Workwise, it’s all been about entrepreneurship. Over the last two months, I have been putting together 2 trainings that teach entrepreneurship skills to groups of agents in my microfinance institution and a group of women that want to start their own businesses. After about a month of going over each lesson for the training, photocopying, writing down points and other preparations, my counterpart, Dansoko, and I gave a week’s worth of lessons (10 in total) to the 20 people at my organization. I was pleasantly surprised by how engaged and participative everyone was. We had to ask people to calm down and listen to each other more than once. They had a lot of lively discussion with each other and asked a lot of questions. They, overall, said they really had a good time and got a lot out of the training, which is all I wanted to begin with. Dansoko also benefited from the training. He received the same training at his university by another PC volunteer and now, in Siguiri, he was on the other side of the coin and has become a trainer. The next obstacle is how to teach the same training to the clients of my microfinance institution. How do you teach entrepreneurship to people that are illiterate? I think there’s still a long road to reach that. Hopefully, I can help steer RAFOC in the right path and then, they can continue after I leave. My second training is going to start in a few weeks with 20 women in the community. It is going to be the same material, with Dansoko and the chef of CECOJE, Cisse, teaching it. If I can create excellent trainers that can grab the attention of participants, then I think I will have done my job. There is no point in teaching all of these trainings, if I don’t make sure I leave people behind that believe and are very knowledgeable about all things entrepreneurship.

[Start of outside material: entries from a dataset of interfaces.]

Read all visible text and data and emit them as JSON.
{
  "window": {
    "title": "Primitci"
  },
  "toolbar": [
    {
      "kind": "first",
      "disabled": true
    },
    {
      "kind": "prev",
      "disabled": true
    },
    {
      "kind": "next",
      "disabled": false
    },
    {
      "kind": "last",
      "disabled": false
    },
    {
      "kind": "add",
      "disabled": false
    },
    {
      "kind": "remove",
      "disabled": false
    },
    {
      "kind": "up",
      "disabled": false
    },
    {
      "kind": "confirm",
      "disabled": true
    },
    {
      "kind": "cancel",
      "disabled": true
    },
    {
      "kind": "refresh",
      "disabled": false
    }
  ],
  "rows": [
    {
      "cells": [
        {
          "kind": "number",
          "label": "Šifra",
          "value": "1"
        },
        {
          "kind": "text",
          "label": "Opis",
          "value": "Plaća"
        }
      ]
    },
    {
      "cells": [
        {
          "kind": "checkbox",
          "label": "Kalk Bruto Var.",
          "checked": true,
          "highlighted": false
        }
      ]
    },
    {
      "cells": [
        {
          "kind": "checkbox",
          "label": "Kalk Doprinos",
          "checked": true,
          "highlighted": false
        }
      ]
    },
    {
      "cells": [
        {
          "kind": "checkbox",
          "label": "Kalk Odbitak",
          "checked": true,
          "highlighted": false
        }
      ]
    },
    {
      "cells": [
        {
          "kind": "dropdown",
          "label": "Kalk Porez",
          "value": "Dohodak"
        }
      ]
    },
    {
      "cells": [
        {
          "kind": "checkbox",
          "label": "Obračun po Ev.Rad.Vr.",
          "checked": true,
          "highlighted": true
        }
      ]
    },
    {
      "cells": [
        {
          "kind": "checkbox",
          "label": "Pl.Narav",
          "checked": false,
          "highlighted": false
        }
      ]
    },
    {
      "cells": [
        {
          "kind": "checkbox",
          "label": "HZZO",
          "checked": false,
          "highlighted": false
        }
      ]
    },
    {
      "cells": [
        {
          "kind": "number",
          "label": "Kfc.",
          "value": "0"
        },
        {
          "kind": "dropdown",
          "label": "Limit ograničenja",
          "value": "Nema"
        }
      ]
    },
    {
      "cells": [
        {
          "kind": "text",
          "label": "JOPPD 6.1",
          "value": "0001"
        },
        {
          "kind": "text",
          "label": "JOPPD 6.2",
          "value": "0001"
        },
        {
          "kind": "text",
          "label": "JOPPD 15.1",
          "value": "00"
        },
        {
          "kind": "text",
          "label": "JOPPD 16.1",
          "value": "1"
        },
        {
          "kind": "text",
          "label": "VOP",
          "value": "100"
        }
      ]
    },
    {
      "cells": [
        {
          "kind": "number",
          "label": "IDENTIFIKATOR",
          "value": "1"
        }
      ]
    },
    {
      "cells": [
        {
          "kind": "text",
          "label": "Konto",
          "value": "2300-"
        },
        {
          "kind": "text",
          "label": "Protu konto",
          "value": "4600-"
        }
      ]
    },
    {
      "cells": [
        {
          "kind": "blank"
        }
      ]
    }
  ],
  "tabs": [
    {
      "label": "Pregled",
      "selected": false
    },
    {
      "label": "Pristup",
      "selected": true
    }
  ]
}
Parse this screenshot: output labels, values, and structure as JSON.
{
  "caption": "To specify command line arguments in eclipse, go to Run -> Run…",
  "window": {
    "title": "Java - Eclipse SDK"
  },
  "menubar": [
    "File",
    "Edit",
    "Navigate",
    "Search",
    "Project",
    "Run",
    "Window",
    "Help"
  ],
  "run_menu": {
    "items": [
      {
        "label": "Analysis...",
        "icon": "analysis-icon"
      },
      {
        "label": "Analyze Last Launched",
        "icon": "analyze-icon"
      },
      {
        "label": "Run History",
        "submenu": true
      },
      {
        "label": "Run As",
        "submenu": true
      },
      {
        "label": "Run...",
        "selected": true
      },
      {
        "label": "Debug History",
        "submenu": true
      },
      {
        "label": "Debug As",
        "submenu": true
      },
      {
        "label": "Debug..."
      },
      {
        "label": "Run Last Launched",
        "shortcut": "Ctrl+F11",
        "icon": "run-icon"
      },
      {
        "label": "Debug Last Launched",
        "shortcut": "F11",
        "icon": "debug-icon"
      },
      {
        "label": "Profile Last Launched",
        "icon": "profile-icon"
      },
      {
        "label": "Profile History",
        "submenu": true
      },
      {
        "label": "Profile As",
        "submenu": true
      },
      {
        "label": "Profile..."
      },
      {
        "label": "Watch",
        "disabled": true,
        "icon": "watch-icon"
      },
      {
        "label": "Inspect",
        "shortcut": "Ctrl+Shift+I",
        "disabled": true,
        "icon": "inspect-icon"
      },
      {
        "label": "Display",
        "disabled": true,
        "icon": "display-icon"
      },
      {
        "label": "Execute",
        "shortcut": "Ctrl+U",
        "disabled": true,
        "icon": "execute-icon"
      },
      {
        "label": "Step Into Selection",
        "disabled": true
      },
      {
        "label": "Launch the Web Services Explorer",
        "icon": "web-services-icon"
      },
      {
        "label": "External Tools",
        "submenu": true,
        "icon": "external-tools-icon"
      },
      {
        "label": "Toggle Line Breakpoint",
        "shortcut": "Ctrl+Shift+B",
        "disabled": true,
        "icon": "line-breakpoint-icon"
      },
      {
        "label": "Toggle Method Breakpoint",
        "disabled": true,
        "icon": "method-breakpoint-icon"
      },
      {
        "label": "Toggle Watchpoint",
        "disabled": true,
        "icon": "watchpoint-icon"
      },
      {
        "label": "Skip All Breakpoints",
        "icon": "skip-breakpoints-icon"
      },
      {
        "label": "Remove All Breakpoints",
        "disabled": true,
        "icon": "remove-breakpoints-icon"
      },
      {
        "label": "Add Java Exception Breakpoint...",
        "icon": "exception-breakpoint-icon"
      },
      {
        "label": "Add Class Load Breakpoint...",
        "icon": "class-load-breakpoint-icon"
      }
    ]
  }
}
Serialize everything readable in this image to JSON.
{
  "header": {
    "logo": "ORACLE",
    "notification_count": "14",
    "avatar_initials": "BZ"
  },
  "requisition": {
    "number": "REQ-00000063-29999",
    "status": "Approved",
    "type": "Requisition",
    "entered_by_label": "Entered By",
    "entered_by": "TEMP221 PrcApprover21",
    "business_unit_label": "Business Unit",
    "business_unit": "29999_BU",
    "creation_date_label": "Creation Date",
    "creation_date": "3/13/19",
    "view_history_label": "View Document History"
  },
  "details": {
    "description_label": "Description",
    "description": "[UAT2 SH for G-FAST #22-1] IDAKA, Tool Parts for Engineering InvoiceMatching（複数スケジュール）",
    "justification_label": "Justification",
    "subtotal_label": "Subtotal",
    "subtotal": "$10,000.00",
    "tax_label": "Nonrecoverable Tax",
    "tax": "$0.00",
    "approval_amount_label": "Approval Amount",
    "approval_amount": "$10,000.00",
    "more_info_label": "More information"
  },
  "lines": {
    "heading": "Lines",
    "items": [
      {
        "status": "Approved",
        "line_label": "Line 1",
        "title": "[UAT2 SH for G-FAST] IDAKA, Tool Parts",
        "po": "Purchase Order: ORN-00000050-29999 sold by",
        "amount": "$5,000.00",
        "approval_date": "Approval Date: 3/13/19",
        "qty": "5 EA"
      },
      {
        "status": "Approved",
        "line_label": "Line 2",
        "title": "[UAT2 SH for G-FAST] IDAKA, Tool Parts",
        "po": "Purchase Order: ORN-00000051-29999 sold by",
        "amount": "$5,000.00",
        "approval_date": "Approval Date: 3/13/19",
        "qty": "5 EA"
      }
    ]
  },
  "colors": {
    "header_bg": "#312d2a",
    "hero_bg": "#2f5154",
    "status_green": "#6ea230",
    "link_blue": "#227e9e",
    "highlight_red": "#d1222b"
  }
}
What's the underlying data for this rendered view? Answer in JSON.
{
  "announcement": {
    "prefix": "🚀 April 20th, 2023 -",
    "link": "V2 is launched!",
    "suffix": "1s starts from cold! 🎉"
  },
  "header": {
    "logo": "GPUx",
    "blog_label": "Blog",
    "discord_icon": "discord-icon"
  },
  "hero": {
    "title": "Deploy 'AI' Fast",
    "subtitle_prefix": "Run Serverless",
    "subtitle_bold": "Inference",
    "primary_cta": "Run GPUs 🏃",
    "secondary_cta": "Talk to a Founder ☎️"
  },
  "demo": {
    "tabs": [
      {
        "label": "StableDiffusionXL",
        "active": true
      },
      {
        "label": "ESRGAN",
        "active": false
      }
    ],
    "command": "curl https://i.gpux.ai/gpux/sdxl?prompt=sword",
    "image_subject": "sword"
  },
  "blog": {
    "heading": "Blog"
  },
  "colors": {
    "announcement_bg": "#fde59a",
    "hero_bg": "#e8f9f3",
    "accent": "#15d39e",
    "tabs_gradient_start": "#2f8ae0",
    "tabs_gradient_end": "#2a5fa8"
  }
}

The countdown continues. I am 3 months from my COS date. Because I am pretty close to ending my service here in Guinea and heading home, Peace Corps is having a little conference for my group where we are going to do some program evaluations, talk about how to get home, receiving money that PC gives us as we leave, etc. I am on my way to that conference now, along with 6 other volunteers in a packed taxi. The conference is going to be across the country, beyond Conakry. But, we have been promised a pool and some dancing. It will be a nice little break from Siguiri, especially since I haven’t moved from here in 2 months. It’s time to hang by the pool and enjoy the last of my experience here.
Happy Halloween to all,